- **Exercise brief**: Copy each line of the entries that contains the word "void".

- **Records for this exercise**:
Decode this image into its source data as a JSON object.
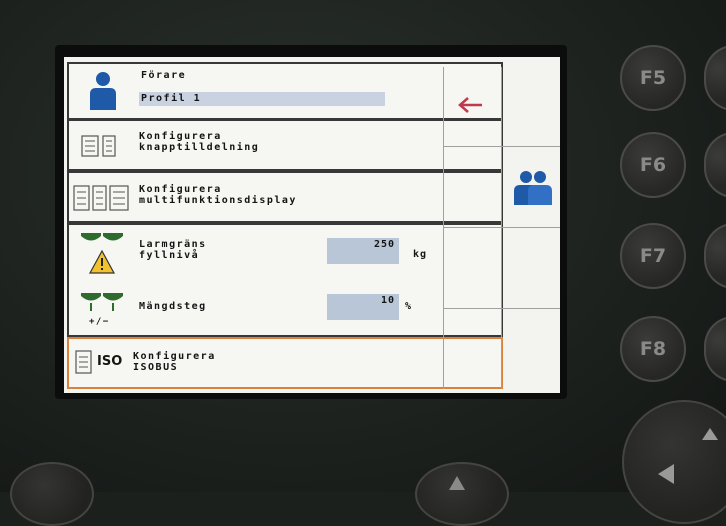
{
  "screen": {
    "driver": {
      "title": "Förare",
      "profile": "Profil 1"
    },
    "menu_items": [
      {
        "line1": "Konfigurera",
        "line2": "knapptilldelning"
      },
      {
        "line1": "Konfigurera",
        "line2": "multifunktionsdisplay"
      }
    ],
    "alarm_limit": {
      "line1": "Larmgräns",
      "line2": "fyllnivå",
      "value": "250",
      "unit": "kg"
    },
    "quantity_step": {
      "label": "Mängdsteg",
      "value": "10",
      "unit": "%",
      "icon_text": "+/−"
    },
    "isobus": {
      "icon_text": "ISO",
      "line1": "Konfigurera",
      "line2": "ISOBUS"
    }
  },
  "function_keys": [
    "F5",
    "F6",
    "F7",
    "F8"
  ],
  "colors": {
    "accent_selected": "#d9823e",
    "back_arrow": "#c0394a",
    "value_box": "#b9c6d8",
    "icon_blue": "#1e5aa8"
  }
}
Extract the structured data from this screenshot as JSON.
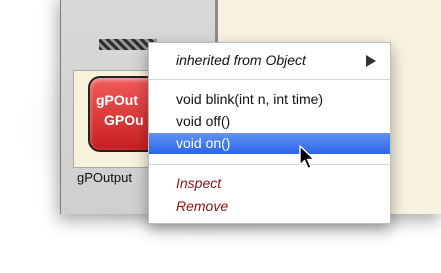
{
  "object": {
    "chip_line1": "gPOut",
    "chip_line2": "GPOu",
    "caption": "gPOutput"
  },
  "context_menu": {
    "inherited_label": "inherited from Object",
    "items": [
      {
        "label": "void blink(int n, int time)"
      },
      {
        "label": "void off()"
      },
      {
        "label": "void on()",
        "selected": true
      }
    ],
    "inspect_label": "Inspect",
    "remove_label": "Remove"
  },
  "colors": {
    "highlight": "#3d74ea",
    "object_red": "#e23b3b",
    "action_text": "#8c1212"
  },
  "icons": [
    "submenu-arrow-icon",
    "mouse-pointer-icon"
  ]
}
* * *
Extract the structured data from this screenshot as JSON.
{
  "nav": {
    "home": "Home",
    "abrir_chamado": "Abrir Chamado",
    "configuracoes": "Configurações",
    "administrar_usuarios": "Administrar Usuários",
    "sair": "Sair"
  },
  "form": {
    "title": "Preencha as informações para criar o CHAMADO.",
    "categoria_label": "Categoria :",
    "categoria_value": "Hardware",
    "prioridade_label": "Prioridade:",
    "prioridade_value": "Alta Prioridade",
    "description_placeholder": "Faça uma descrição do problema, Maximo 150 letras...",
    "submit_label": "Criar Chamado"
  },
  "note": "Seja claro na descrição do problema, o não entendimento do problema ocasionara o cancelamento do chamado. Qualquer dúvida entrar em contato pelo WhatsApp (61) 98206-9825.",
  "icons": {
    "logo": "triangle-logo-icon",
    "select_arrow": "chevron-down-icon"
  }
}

- **Exercise result**:
        "label": "void blink(int n, int time)"
        "label": "void off()"
        "label": "void on()",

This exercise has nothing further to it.